▶ _ACTION ITEM_
Below are entries. Pull out all lines containing "love".

▶ _SOURCE MATERIAL_
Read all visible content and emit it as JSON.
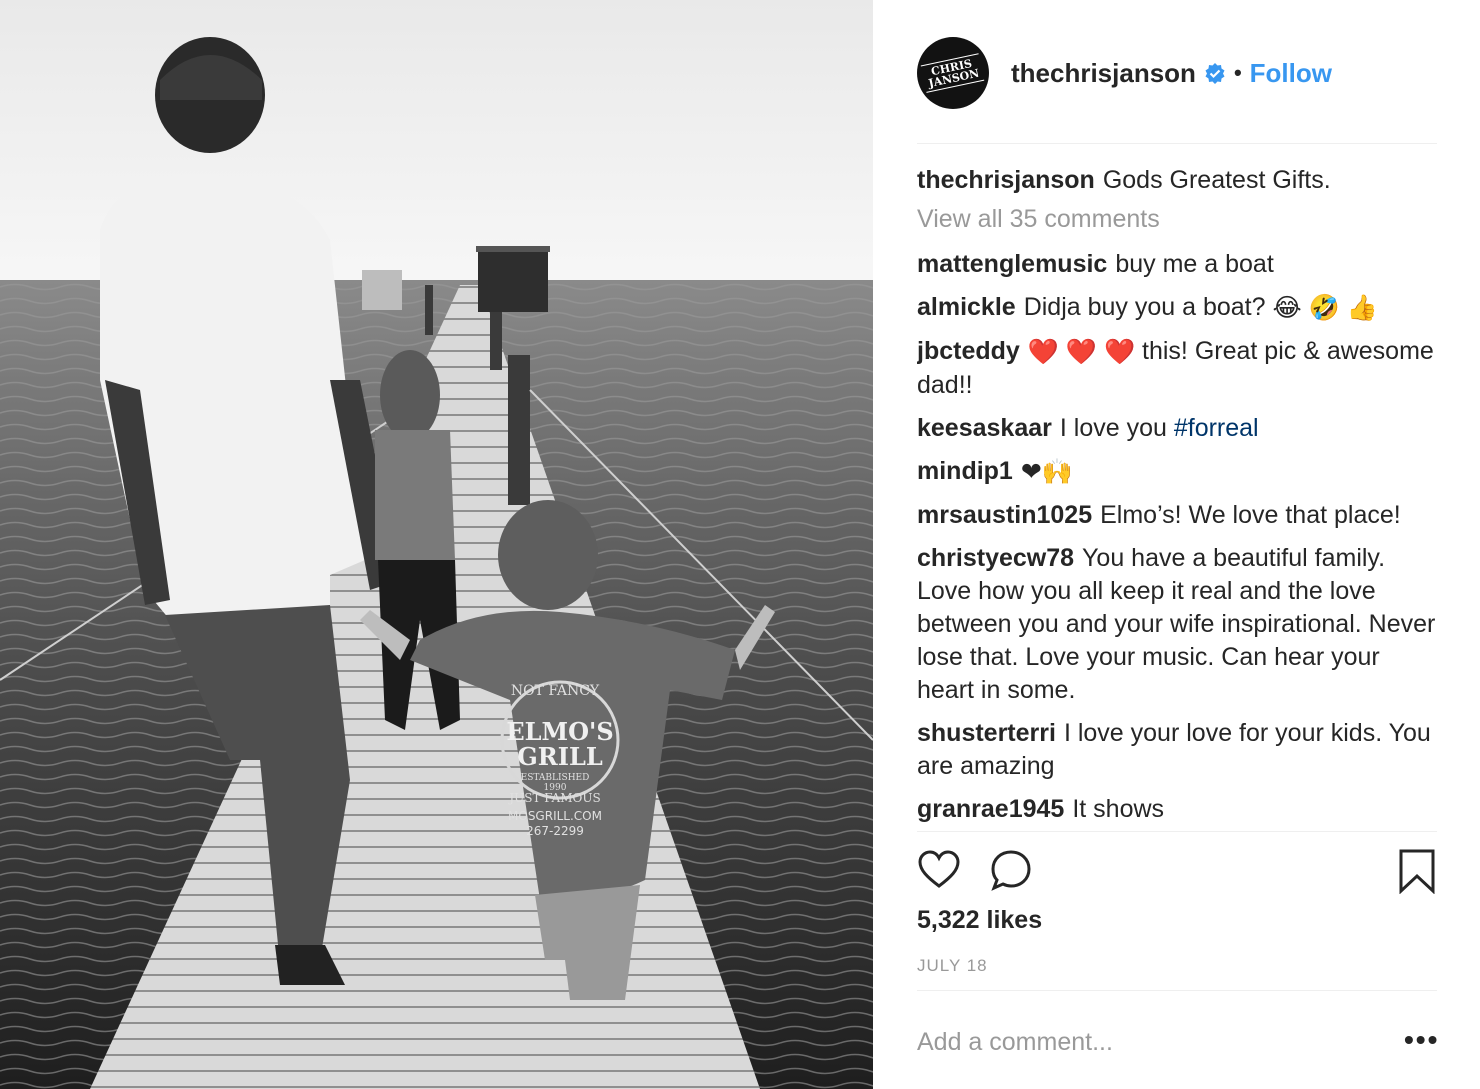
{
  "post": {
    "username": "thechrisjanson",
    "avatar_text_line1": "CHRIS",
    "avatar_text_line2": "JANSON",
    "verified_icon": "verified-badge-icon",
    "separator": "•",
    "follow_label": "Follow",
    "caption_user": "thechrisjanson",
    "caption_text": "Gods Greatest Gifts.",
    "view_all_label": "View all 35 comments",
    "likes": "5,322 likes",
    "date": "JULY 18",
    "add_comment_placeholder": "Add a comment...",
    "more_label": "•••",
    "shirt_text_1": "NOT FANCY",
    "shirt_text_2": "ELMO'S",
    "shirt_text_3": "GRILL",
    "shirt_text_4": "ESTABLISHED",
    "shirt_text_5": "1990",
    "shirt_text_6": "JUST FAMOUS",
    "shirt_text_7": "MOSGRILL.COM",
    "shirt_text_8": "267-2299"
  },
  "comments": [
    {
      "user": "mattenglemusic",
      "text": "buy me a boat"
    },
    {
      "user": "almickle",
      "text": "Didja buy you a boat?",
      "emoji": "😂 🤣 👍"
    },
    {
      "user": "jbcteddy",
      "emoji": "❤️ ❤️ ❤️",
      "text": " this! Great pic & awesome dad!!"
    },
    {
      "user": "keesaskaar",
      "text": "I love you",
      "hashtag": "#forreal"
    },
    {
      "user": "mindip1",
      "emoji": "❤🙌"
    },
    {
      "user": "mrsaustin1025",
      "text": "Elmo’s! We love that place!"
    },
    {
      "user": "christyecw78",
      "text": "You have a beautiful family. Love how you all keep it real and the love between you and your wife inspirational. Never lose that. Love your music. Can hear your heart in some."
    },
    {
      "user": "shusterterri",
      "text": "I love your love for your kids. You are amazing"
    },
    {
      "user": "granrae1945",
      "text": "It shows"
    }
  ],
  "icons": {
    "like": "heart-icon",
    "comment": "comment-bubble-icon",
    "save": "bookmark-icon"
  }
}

▶ _SOLUTION FOR THIS EXERCISE_
      "text": "I love you",
      "text": "Elmo’s! We love that place!"
      "text": "You have a beautiful family. Love how you all keep it real and the love between you and your wife inspirational. Never lose that. Love your music. Can hear your heart in some."
      "text": "I love your love for your kids. You are amazing"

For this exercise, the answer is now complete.